Color differences between Computer Displays and Color Printers
Printed colors and colors as shown on computer displays are by nature very different. Light is emitted by a computer display at your eyes and the more of a given color (in each of the three red, green, and blue (RGB) channels) that is emitted, the stronger you see that color. Thus you see the strongest color, white, when the maximum amount of each of red, green and blue are emitted. As such, computer display colors are referred to as being additive (by sending a stronger signal, a monitor increases the amount of color/brightness). On a computer display, black is the background color and you see it when none of red, green or blue is emitted. On the other hand, when you look at colors on a page, the ink on the page absorbs the light and thus to see pure black, which is an absence of color, you must print out the maximum quantity of ink in each channel (channels with printers are cyan, magenta and yellow and often a pure black is also available (CMYK)). Thus, printer colors are reffered to as being subtractive (by outputting more ink, the printer reduces the amount of color/brightness you see). White is the color of the paper so nothing is printed to get white.
Because of this huge difference in the nature of how colors are seen on a computer display and on paper, there is an unavoidable difficulty in printing an image and having it look the same on the paper as it does on your display. Modern printers generally do an excellent job in minimizing the difference between displayed and printed colors but it is still well worth understanding the issues and why this match will basically never be perfect. The following image illustrates this problem:
The largest area in this figure is the CIE chromaticity diagram and basically includes all colors that can possibly be seen. The triangle inside this figure (points R-G-B connected with solid lines) approximates the number of colors which a present day computer display can show. The oddly shaped polygon which includes the points C-M-Y and is connected with dashed lines approximates the colors which a good color printer can output. These two figures are not only not the same but, in fact, neither is even a subset of the other. Printers and computer displays can each display certain colors that the other can not. As such, converting between the two color schemes is not totally possible. Approximations and compromises must be made and different methods for doing this are appropriate for different images.

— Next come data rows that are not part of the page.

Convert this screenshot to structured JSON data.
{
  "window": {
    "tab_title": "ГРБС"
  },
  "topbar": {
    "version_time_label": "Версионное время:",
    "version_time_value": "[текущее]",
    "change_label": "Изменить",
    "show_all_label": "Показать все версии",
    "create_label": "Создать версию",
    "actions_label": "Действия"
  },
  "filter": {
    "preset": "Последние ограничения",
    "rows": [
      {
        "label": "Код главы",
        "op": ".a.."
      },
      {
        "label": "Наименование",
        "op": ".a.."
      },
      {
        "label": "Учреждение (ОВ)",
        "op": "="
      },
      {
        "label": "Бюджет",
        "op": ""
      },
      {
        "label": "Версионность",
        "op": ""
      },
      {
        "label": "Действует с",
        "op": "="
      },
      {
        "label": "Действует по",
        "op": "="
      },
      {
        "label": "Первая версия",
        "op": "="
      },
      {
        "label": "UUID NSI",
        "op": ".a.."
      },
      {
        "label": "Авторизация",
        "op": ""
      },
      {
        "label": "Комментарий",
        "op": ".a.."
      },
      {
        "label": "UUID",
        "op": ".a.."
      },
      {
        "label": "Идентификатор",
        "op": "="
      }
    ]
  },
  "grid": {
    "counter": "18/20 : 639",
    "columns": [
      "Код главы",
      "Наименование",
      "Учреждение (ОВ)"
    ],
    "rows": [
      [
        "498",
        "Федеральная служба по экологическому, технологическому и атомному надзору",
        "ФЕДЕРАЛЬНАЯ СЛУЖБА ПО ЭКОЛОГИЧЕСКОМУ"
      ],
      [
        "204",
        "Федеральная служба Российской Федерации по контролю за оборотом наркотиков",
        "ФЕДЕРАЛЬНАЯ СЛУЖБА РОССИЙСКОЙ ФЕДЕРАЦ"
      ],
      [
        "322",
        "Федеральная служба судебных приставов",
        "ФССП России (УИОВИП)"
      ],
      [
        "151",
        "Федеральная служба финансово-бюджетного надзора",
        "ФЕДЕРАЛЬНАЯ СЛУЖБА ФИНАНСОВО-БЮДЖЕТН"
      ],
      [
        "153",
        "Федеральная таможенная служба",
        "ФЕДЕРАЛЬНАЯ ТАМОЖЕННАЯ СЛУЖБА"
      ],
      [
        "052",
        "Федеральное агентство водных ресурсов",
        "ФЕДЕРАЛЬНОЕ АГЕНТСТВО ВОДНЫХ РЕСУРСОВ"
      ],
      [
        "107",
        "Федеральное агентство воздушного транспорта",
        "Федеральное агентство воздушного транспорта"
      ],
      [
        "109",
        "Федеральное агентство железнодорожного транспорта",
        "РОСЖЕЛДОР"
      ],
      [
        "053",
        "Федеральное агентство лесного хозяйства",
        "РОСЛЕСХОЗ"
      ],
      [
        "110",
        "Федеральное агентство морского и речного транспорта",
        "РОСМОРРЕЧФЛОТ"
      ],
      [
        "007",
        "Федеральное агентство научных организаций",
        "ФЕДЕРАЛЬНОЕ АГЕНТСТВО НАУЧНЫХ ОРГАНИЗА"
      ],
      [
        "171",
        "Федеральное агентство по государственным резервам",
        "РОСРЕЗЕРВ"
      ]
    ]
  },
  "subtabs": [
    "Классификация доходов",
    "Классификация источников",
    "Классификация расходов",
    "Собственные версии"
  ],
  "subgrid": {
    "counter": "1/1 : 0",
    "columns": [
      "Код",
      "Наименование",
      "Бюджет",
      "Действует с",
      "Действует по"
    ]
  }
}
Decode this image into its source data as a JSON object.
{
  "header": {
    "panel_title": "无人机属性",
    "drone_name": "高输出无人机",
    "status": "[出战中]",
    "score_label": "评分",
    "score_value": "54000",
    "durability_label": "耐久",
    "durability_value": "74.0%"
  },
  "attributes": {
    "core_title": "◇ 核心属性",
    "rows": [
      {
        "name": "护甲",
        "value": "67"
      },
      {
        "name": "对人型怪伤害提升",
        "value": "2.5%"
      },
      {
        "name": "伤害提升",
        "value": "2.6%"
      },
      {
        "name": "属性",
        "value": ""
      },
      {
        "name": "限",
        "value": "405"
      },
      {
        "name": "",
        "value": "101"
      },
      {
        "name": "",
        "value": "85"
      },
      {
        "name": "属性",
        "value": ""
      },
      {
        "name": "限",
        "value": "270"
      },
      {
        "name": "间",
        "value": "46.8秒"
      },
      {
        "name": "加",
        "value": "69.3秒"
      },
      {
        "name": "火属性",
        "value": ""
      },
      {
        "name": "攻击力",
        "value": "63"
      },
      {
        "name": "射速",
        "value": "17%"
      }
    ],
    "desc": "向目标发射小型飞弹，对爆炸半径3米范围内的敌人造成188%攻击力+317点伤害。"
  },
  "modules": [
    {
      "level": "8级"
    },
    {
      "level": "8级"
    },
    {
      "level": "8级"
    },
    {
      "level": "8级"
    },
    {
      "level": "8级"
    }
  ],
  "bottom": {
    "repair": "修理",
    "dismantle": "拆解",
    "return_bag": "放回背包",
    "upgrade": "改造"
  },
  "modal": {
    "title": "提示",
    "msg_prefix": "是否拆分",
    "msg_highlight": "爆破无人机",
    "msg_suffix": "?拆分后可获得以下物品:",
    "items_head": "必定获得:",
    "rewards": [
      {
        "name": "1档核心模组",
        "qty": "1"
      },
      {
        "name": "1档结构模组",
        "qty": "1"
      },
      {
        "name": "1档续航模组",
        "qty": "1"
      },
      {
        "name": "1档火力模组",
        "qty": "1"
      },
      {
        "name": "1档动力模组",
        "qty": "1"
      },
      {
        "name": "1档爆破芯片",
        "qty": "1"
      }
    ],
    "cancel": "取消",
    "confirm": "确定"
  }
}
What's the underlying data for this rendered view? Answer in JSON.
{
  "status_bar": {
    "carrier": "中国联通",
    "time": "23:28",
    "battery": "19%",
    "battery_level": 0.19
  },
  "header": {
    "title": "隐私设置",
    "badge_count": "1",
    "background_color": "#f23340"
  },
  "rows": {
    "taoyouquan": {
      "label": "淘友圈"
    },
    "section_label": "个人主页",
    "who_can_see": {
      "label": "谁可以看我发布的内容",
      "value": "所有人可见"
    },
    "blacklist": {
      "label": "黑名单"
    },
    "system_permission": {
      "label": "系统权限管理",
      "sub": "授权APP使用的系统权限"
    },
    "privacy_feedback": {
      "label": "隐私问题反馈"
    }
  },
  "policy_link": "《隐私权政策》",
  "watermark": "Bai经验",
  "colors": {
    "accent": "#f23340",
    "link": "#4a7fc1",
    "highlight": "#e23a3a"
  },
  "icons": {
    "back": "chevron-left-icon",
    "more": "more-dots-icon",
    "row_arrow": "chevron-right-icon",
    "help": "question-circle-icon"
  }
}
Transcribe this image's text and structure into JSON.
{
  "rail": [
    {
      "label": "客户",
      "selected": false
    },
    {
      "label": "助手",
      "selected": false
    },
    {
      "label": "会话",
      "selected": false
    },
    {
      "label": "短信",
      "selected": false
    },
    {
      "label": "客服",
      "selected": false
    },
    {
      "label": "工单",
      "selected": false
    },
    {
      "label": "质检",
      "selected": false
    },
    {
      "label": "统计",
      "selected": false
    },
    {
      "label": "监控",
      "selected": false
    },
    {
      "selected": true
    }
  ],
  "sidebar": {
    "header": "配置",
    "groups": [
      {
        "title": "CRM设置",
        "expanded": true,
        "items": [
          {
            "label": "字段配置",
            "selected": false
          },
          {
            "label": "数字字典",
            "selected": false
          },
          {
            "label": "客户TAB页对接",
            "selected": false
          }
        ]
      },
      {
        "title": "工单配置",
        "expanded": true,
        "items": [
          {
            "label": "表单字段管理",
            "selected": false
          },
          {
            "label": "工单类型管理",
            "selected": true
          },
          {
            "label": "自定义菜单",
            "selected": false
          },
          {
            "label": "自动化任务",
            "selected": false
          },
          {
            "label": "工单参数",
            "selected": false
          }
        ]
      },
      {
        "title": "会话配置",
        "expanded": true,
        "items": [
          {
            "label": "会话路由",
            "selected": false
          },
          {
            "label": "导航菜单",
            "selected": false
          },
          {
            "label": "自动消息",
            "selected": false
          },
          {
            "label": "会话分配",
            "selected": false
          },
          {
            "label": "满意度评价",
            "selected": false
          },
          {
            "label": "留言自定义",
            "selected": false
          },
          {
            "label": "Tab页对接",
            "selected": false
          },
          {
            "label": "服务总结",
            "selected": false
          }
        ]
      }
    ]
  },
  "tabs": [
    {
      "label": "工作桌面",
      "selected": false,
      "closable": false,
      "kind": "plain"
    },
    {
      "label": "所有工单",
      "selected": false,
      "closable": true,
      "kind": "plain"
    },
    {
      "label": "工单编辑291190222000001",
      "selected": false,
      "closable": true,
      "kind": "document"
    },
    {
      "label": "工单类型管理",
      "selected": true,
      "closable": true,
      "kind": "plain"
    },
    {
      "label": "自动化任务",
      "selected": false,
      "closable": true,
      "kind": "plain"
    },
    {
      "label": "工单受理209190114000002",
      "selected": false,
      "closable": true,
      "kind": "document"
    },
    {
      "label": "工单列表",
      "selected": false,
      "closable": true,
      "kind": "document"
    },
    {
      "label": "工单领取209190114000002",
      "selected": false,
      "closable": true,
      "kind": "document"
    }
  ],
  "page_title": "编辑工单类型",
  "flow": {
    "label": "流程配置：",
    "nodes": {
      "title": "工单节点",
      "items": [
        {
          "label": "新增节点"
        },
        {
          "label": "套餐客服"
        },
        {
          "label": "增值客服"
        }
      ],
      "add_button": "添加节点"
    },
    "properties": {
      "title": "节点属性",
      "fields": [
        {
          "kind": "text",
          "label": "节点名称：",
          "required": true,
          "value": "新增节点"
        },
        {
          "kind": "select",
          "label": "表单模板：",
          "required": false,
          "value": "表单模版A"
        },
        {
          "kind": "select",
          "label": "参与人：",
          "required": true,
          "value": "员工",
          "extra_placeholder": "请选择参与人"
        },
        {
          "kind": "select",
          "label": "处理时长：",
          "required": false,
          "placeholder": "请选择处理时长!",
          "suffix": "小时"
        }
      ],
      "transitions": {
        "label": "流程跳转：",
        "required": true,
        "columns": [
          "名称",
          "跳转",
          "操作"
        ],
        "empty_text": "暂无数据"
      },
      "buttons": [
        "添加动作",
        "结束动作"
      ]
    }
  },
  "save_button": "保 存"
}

Note Color gamut illustration above is from: Jackson, Richard, MacDonald, Lindsay and Freeman, Ken, Computer Generated Color, John Wiley & Sons, Ltd, West Sussex, England 1994, page 221